- **Task inputs**
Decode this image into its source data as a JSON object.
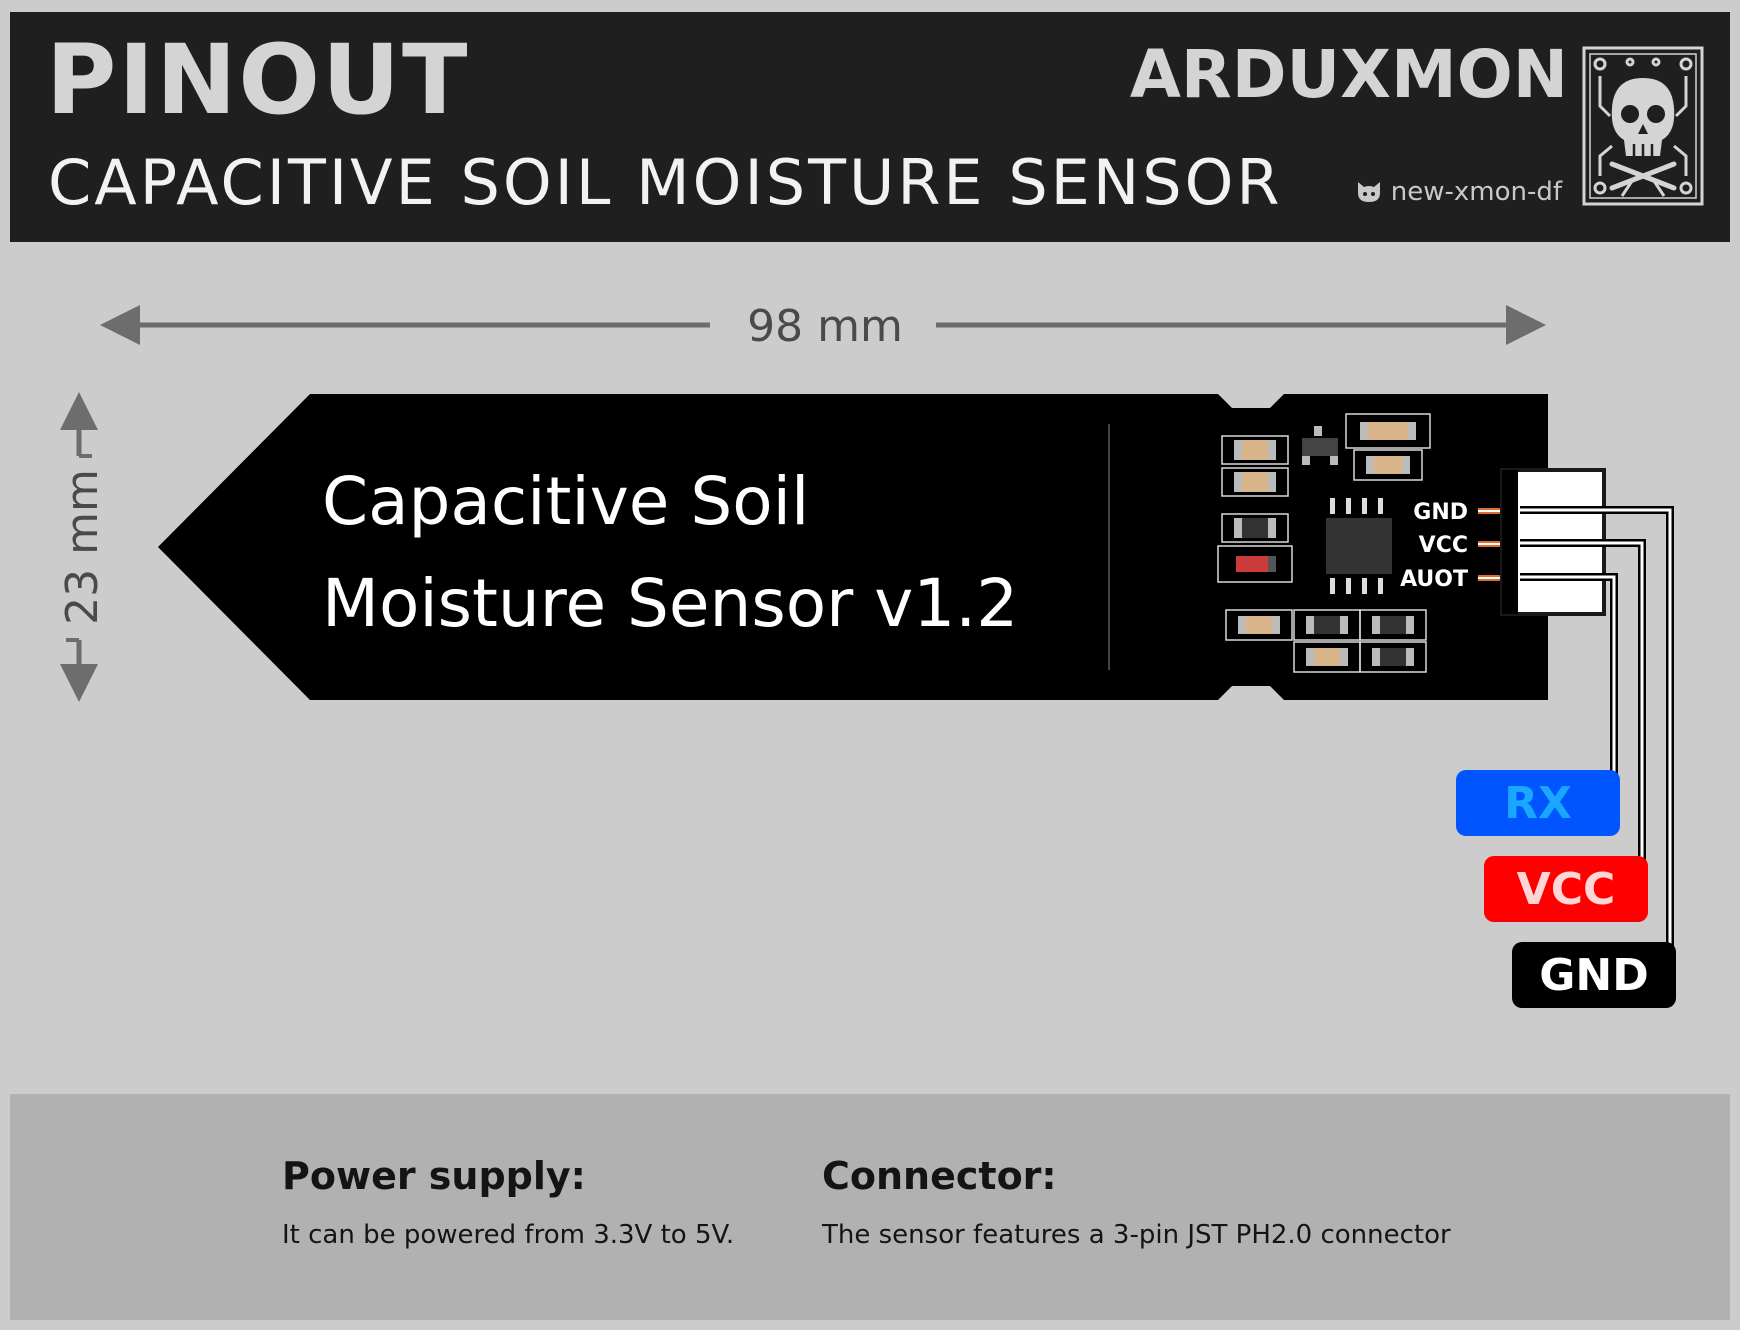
{
  "header": {
    "title": "PINOUT",
    "subtitle": "CAPACITIVE SOIL MOISTURE SENSOR",
    "brand": "ARDUXMON",
    "handle": "new-xmon-df"
  },
  "dimensions": {
    "length": "98 mm",
    "width": "23 mm"
  },
  "board": {
    "label_line1": "Capacitive Soil",
    "label_line2": "Moisture Sensor v1.2",
    "pins": [
      "GND",
      "VCC",
      "AUOT"
    ]
  },
  "wires": [
    {
      "label": "RX",
      "color": "#0055ff",
      "text_color": "#1aa7ff"
    },
    {
      "label": "VCC",
      "color": "#ff0000",
      "text_color": "#ffd6d6"
    },
    {
      "label": "GND",
      "color": "#000000",
      "text_color": "#ffffff"
    }
  ],
  "footer": {
    "power_heading": "Power supply:",
    "power_text": "It can be powered from 3.3V to 5V.",
    "connector_heading": "Connector:",
    "connector_text": "The sensor features a 3-pin JST PH2.0 connector"
  },
  "colors": {
    "background": "#cccccc",
    "header": "#1f1f1f",
    "footer": "#b1b1b1",
    "board": "#000000",
    "arrow": "#6d6d6d"
  }
}
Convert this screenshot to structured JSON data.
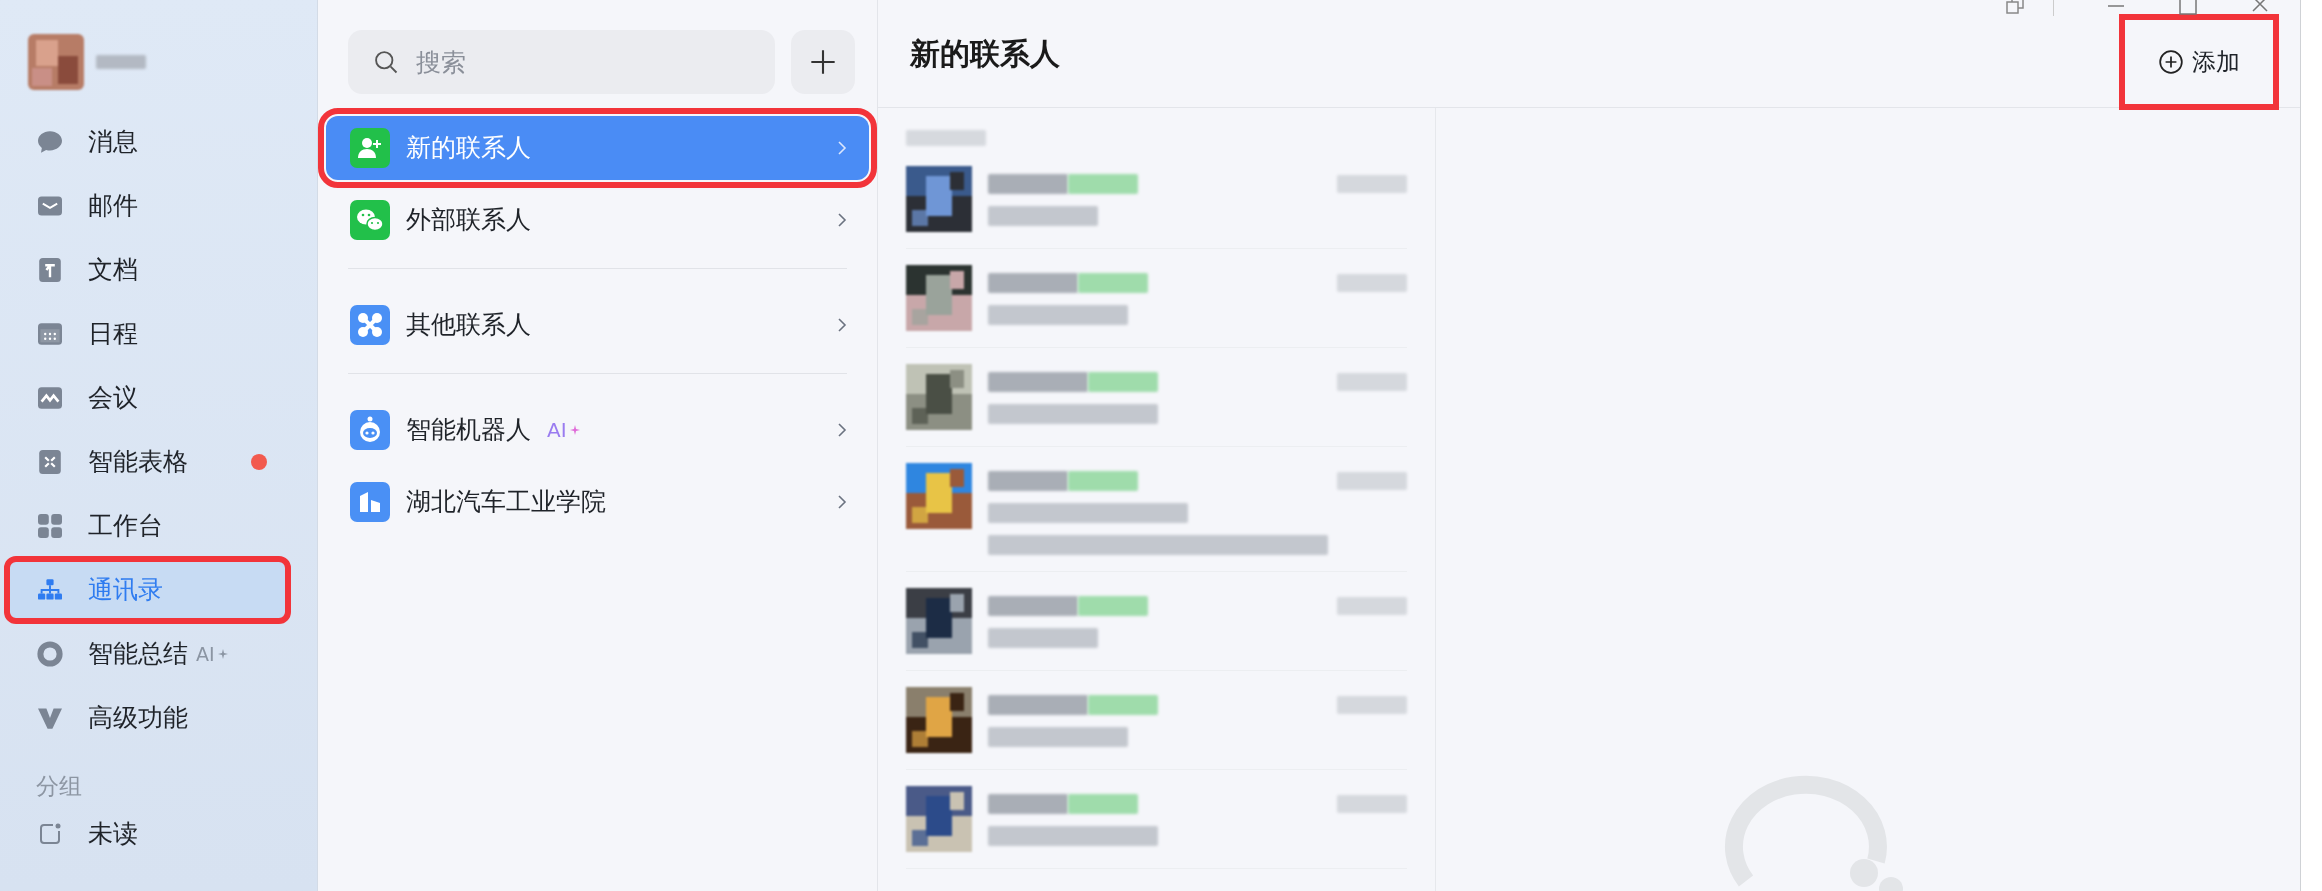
{
  "sidebar": {
    "items": [
      {
        "label": "消息",
        "selected": false,
        "highlighted": false,
        "dot": false
      },
      {
        "label": "邮件",
        "selected": false,
        "highlighted": false,
        "dot": false
      },
      {
        "label": "文档",
        "selected": false,
        "highlighted": false,
        "dot": false
      },
      {
        "label": "日程",
        "selected": false,
        "highlighted": false,
        "dot": false
      },
      {
        "label": "会议",
        "selected": false,
        "highlighted": false,
        "dot": false
      },
      {
        "label": "智能表格",
        "selected": false,
        "highlighted": false,
        "dot": true
      },
      {
        "label": "工作台",
        "selected": false,
        "highlighted": false,
        "dot": false
      },
      {
        "label": "通讯录",
        "selected": true,
        "highlighted": true,
        "dot": false
      },
      {
        "label": "智能总结",
        "badge": "AI",
        "selected": false,
        "highlighted": false,
        "dot": false
      },
      {
        "label": "高级功能",
        "selected": false,
        "highlighted": false,
        "dot": false
      }
    ],
    "group_label": "分组",
    "group_items": [
      {
        "label": "未读"
      }
    ]
  },
  "contacts_nav": {
    "search": {
      "placeholder": "搜索"
    },
    "groups": [
      {
        "items": [
          {
            "label": "新的联系人",
            "selected": true,
            "highlighted": true
          },
          {
            "label": "外部联系人",
            "selected": false,
            "highlighted": false
          }
        ]
      },
      {
        "items": [
          {
            "label": "其他联系人",
            "selected": false,
            "highlighted": false
          }
        ]
      },
      {
        "items": [
          {
            "label": "智能机器人",
            "badge": "AI",
            "selected": false,
            "highlighted": false
          },
          {
            "label": "湖北汽车工业学院",
            "selected": false,
            "highlighted": false
          }
        ]
      }
    ]
  },
  "main": {
    "title": "新的联系人",
    "add_button": {
      "label": "添加",
      "highlighted": true
    },
    "requests": [
      {
        "kind": "picture",
        "wrapped": false
      },
      {
        "kind": "picture",
        "wrapped": false
      },
      {
        "kind": "picture",
        "wrapped": false
      },
      {
        "kind": "picture",
        "wrapped": true
      },
      {
        "kind": "picture",
        "wrapped": false
      },
      {
        "kind": "picture",
        "wrapped": false
      },
      {
        "kind": "picture",
        "wrapped": false
      }
    ]
  }
}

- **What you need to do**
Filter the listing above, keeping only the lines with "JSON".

- **Response to this task**
Decode this image into its source data as a JSON object.
Convert this screenshot to structured JSON data.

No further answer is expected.